The myths and reality behind the state of Israel and the Israeli-Palestinian conflict—from “the most eloquent writer on Palestinian history” (New Statesman)
In this groundbreaking book, published on the fiftieth anniversary of the Occupation, the outspoken Israeli historian Ilan Pappe examines the most contested ideas concerning the origins and identity of the contemporary state of Israel.
The “ten myths” that Pappe explores—repeated endlessly in the media, enforced by the military, accepted without question by the world’s governments—reinforce the regional status quo. He explores the claim that Palestine was an empty land at the time of the Balfour Declaration, as well as the formation of Zionism and its role in the early decades of nation-building.
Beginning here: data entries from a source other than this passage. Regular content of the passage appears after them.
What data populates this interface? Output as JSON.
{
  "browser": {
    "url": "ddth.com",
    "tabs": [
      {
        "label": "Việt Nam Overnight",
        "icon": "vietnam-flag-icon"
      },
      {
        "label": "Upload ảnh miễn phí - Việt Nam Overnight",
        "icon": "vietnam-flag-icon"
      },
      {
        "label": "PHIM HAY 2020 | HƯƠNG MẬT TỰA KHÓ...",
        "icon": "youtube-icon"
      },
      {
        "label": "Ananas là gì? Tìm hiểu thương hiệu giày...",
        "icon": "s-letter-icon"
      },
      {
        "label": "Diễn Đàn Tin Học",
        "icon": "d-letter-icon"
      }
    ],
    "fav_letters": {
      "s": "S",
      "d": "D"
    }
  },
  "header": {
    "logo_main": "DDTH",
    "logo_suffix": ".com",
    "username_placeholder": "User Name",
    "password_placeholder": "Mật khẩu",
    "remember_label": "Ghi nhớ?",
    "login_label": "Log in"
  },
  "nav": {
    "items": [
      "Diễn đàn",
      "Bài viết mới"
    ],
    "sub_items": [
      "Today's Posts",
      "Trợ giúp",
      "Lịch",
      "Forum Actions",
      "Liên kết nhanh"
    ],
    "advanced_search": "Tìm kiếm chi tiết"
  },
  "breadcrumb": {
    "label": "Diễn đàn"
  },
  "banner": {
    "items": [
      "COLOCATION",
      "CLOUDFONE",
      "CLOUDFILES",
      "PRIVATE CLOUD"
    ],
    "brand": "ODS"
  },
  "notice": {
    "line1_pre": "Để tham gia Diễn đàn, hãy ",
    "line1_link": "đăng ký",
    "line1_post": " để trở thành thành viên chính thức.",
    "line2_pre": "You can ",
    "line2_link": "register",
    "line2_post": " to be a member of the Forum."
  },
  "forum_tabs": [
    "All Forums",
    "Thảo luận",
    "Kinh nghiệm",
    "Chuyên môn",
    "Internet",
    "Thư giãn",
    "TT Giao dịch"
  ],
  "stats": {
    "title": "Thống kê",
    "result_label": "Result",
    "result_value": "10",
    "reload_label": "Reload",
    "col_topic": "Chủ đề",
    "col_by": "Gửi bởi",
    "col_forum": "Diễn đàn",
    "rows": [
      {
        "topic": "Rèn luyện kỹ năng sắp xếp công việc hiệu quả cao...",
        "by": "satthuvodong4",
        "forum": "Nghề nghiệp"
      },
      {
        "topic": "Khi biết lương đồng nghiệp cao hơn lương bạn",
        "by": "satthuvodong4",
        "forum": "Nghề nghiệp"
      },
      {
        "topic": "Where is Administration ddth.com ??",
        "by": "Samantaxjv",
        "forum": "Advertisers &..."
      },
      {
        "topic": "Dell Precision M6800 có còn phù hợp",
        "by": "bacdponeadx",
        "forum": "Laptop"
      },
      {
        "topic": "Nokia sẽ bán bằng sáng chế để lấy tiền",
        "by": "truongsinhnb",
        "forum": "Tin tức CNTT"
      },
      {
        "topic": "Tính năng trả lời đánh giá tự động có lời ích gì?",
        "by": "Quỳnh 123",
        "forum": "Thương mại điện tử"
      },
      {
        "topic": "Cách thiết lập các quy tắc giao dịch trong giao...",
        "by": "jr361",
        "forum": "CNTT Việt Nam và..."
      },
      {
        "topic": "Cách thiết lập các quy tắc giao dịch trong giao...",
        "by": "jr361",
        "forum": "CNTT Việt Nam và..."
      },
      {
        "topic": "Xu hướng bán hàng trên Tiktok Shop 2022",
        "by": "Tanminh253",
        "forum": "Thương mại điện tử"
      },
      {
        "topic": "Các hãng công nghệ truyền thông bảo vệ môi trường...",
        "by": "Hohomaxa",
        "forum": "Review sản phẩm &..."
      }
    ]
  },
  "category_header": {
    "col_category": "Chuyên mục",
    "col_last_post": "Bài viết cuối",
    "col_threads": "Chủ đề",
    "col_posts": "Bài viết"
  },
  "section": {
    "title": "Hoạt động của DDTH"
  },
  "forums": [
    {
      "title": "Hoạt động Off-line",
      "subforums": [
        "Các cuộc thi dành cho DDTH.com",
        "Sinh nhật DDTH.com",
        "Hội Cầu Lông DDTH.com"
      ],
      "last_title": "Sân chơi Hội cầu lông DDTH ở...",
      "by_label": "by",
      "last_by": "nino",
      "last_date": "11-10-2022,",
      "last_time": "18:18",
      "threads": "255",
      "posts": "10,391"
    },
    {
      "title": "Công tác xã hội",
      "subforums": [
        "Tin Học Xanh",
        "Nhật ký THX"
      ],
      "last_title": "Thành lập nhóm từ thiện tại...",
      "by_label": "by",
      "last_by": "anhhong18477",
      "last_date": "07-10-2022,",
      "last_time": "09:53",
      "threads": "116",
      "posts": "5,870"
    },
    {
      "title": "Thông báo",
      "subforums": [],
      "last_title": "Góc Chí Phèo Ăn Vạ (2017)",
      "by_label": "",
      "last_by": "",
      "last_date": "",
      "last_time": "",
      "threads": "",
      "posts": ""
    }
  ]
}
He asks whether the Palestinians voluntarily left their homeland in 1948 and whether June 1967 was a war of “no choice.” Turning to the myths surrounding the failures of the Camp David Accords and the official reasons for the attacks on Gaza, Pappe explains why the two-state solution is no longer viable.
"Ilan Pappe is Israel’s bravest, most principled, most incisive historian." John Pilger
"One of the most prominent Israeli political dissidents living in exile … He is also one of the few Israeli students of the conflict who write about the Palestinian side with real knowledge and empathy."
About the author
Ilan Pappe was born and raised in Israel. Pappe is an Israeli historian and social activist having done his PhD at Oxford University. He is a professor with the College of Social Sciences and International Studies at the University of Exeter, director of the university's European Centre for Palestine Studies, and co-director of the Exeter Centre for Ethno-Political Studies.
Author: Ilan Pappe